The Dallas Cowboys have had some great quarterbacks over the years. Names such as Roger Staubach and Troy Aikman, the two quarterbacks who helped bring Super Bowl titles to the franchise, are revered. Don Meredith led Dallas to the brink of championships in the franchise’s early years. More recently, Tony Romo and Dak Prescott have joined the ranks as some of the best all-time quarterbacks in Cowboys history. The names mentioned above are the names one usually hears most when discussing the all-time great QBs in Cowboys history. One name that doesn’t come up as often is Danny White and it really should.
Danny White had the unfortunate task of taking over for Roger Staubach
After spending a few years in the World Football League following a stellar career at Arizona State in which he went 33-4 with three Fiesta Bowl wins, also setting numerous NCAA passing records, Danny White signed with the Dallas Cowboys in 1976. Roger Staubach, who led Dallas to a Super Bowl win following the 1971 season, was still the starter and White spent his first few years in the NFL as a punter.
White had punted in college and was actually drafted by the Cowboys for his punting abilities in the third round of the 1974 draft. However, wanting to play quarterback, he chose to go to the WFL and joined the NFL when that league folded.
Staubach led the Cowboys to another Super Bowl victory in 1977 and would remain Dallas’ starter until his retirement following the 1979 season. It’s not easy to follow a legend but Danny White was given the difficult task in 1980 and performed better than anyone could have expected in that situation.
Danny White led the Dallas Cowboys to three consecutive NFC Championship games
Many people expected a dropoff when Roger Staubach retired.
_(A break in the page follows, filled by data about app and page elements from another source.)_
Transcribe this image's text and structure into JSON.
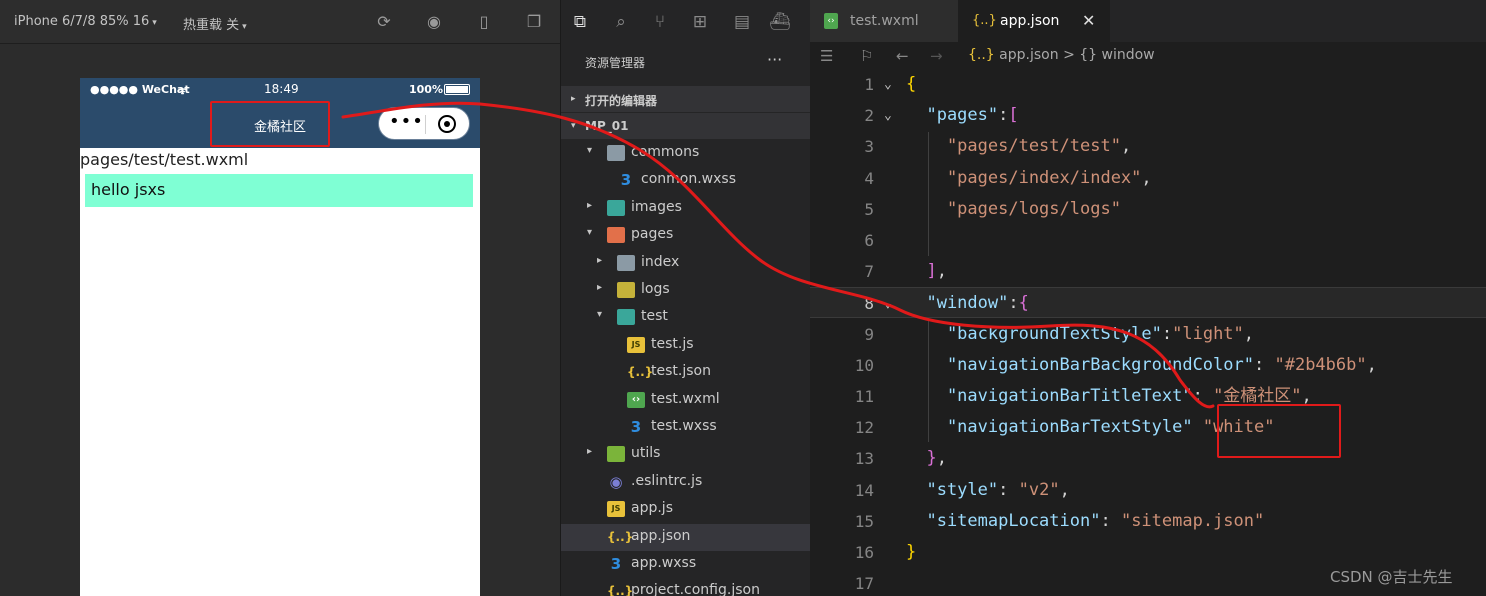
{
  "simulator": {
    "device": "iPhone 6/7/8 85% 16",
    "hot_reload": "热重载 关",
    "status_bar": {
      "carrier": "●●●●● WeChat",
      "time": "18:49",
      "battery": "100%"
    },
    "nav_title": "金橘社区",
    "capsule_more": "•••",
    "page_path": "pages/test/test.wxml",
    "hello_text": "hello jsxs"
  },
  "explorer": {
    "title": "资源管理器",
    "more": "···",
    "sections": {
      "open_editors": "打开的编辑器",
      "project": "MP_01"
    },
    "tree": [
      {
        "label": "commons",
        "arrow": "▾",
        "icon": "folder"
      },
      {
        "label": "conmon.wxss",
        "arrow": "",
        "icon": "css-icon"
      },
      {
        "label": "images",
        "arrow": "▸",
        "icon": "folder-images"
      },
      {
        "label": "pages",
        "arrow": "▾",
        "icon": "folder-pages"
      },
      {
        "label": "index",
        "arrow": "▸",
        "icon": "folder"
      },
      {
        "label": "logs",
        "arrow": "▸",
        "icon": "folder-logs"
      },
      {
        "label": "test",
        "arrow": "▾",
        "icon": "folder-test"
      },
      {
        "label": "test.js",
        "arrow": "",
        "icon": "js-icon"
      },
      {
        "label": "test.json",
        "arrow": "",
        "icon": "json-icon"
      },
      {
        "label": "test.wxml",
        "arrow": "",
        "icon": "wxml-icon"
      },
      {
        "label": "test.wxss",
        "arrow": "",
        "icon": "css-icon"
      },
      {
        "label": "utils",
        "arrow": "▸",
        "icon": "folder-utils"
      },
      {
        "label": ".eslintrc.js",
        "arrow": "",
        "icon": "eslint-icon"
      },
      {
        "label": "app.js",
        "arrow": "",
        "icon": "js-icon"
      },
      {
        "label": "app.json",
        "arrow": "",
        "icon": "json-icon",
        "selected": true
      },
      {
        "label": "app.wxss",
        "arrow": "",
        "icon": "css-icon"
      },
      {
        "label": "project.config.json",
        "arrow": "",
        "icon": "json-icon"
      }
    ]
  },
  "editor": {
    "tabs": [
      {
        "label": "test.wxml",
        "icon": "wxml-icon",
        "active": false
      },
      {
        "label": "app.json",
        "icon": "json-icon",
        "active": true
      }
    ],
    "tab_close": "✕",
    "breadcrumb": {
      "file": "app.json",
      "separator": ">",
      "symbol": "{} window"
    },
    "current_line": 8,
    "lines": [
      {
        "n": "1",
        "fold": "⌄",
        "tokens": [
          [
            "b1",
            "{"
          ]
        ]
      },
      {
        "n": "2",
        "fold": "⌄",
        "tokens": [
          [
            "k",
            "  \"pages\""
          ],
          [
            "p",
            ":"
          ],
          [
            "b2",
            "["
          ]
        ]
      },
      {
        "n": "3",
        "fold": "",
        "tokens": [
          [
            "s",
            "    \"pages/test/test\""
          ],
          [
            "p",
            ","
          ]
        ]
      },
      {
        "n": "4",
        "fold": "",
        "tokens": [
          [
            "s",
            "    \"pages/index/index\""
          ],
          [
            "p",
            ","
          ]
        ]
      },
      {
        "n": "5",
        "fold": "",
        "tokens": [
          [
            "s",
            "    \"pages/logs/logs\""
          ]
        ]
      },
      {
        "n": "6",
        "fold": "",
        "tokens": []
      },
      {
        "n": "7",
        "fold": "",
        "tokens": [
          [
            "b2",
            "  ]"
          ],
          [
            "p",
            ","
          ]
        ]
      },
      {
        "n": "8",
        "fold": "⌄",
        "tokens": [
          [
            "k",
            "  \"window\""
          ],
          [
            "p",
            ":"
          ],
          [
            "b2",
            "{"
          ]
        ]
      },
      {
        "n": "9",
        "fold": "",
        "tokens": [
          [
            "k",
            "    \"backgroundTextStyle\""
          ],
          [
            "p",
            ":"
          ],
          [
            "s",
            "\"light\""
          ],
          [
            "p",
            ","
          ]
        ]
      },
      {
        "n": "10",
        "fold": "",
        "tokens": [
          [
            "k",
            "    \"navigationBarBackgroundColor\""
          ],
          [
            "p",
            ": "
          ],
          [
            "s",
            "\"#2b4b6b\""
          ],
          [
            "p",
            ","
          ]
        ]
      },
      {
        "n": "11",
        "fold": "",
        "tokens": [
          [
            "k",
            "    \"navigationBarTitleText\""
          ],
          [
            "p",
            ": "
          ],
          [
            "s",
            "\"金橘社区\""
          ],
          [
            "p",
            ","
          ]
        ]
      },
      {
        "n": "12",
        "fold": "",
        "tokens": [
          [
            "k",
            "    \"navigationBarTextStyle\""
          ],
          [
            "p",
            " "
          ],
          [
            "s",
            "\"white\""
          ]
        ]
      },
      {
        "n": "13",
        "fold": "",
        "tokens": [
          [
            "b2",
            "  }"
          ],
          [
            "p",
            ","
          ]
        ]
      },
      {
        "n": "14",
        "fold": "",
        "tokens": [
          [
            "k",
            "  \"style\""
          ],
          [
            "p",
            ": "
          ],
          [
            "s",
            "\"v2\""
          ],
          [
            "p",
            ","
          ]
        ]
      },
      {
        "n": "15",
        "fold": "",
        "tokens": [
          [
            "k",
            "  \"sitemapLocation\""
          ],
          [
            "p",
            ": "
          ],
          [
            "s",
            "\"sitemap.json\""
          ]
        ]
      },
      {
        "n": "16",
        "fold": "",
        "tokens": [
          [
            "b1",
            "}"
          ]
        ]
      },
      {
        "n": "17",
        "fold": "",
        "tokens": []
      }
    ]
  },
  "watermark": "CSDN @吉士先生",
  "colors": {
    "nav_bg": "#2b4b6b",
    "hello_bg": "#7fffd4",
    "annotation": "#e01a1a"
  }
}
In his final season, Staubach led the Cowboys to an 11-5 record and an NFC East title. Unfortunately, Dallas lost in the divisional round of the playoffs to the Los Angeles Rams, 21-19.
Danny White took over in 1980 and exceeded expectations. White had started just one game in four years in Dallas and had attempted just 103 passes. Nobody knew quite what to expect but White was fantastic. Starting all 16 games, he led the Cowboys to a 12-4 record, throwing for 3,287 yards and 28 touchdowns, all while still maintaining his role as the punter. After beating the Rams in the Wild Card round of the playoffs, White led a dramatic comeback in the divisional round, defeating the Atlanta Falcons, 30-27, to set up a matchup with the Philadelphia Eagles in the NFC Championship. The Eagles were just too much, however, beating Dallas, 20-7, to earn a trip to the Super Bowl.
Danny White once again had the Dallas Cowboys on the brink of a Super Bowl appearance the following season. After a 12-4 regular season, the Cowboys destroyed the Tampa Bay Buccaneers, 38-0, in the divisional round of the playoffs, setting up a showdown with the San Francisco 49ers. Dallas had the lead with less than a minute to play but White could only watch from the sidelines as Dwight Clark hauled in “The Catch” from Joe Montana, dashing Dallas’ Super Bowl dreams.
Dallas went 6-3 in the strike-shortened season of 1982 and White was selected to his first and somehow only Pro Bowl of his career. He was also a Second Team All-Pro selection. The Cowboys found themselves back in the NFC Championship, this time facing the Washington Redskins, whom they’d beaten in the regular season, Washington’s lone loss of the season. However, the Redskins bested the Cowboys for a Super Bowl berth, 31-17.
Danny White’s legacy in Dallas
While Danny White would lead the Dallas Cowboys back to the playoffs a few more times before retiring after the 1988 season, he would never get back to the NFC Championship. Unfortunately, White ultimately never had the championship talent around him that Roger Staubach and Troy Aikman did. But as it goes, the blame goes to the quarterback and, like Tony Romo was in later years, he was constantly looked at as the guy who couldn’t win the big one.
It’s unfortunate that Danny White isn’t recognized as much as some of the other quarterbacks in Dallas history. It’s not easy to take over for a legend and Danny White did it. It’s not easy to take a team to three consecutive NFC Championship games and he did that as well.
The numbers are intriguing as well. In his career, Danny White threw for 21,959 yards. Roger Staubach threw for 22,700. White threw for 155 touchdowns for the Cowboys. Staubach threw for 153. With four more years than White as a starter, Troy Aikman threw 164. White had a winning percentage of .674 as a starter. Aikman’s was .569. Even take away that dreadful first year for Aikman when the Cowboys were 1-15 (Aikman was 0-11 as a starter) and his winning percentage is still lower at .610.
But it’s always going to be the lack of a Super Bowl win that keeps Danny White out of the conversation. History recognizes champions and he simply never got one. But he was the big reason why the Cowboys stayed competitive in the 1980s, even with some of the great teams of that decade. Plain and simple, Danny White is the most underappreciated quarterback in Dallas Cowboys history.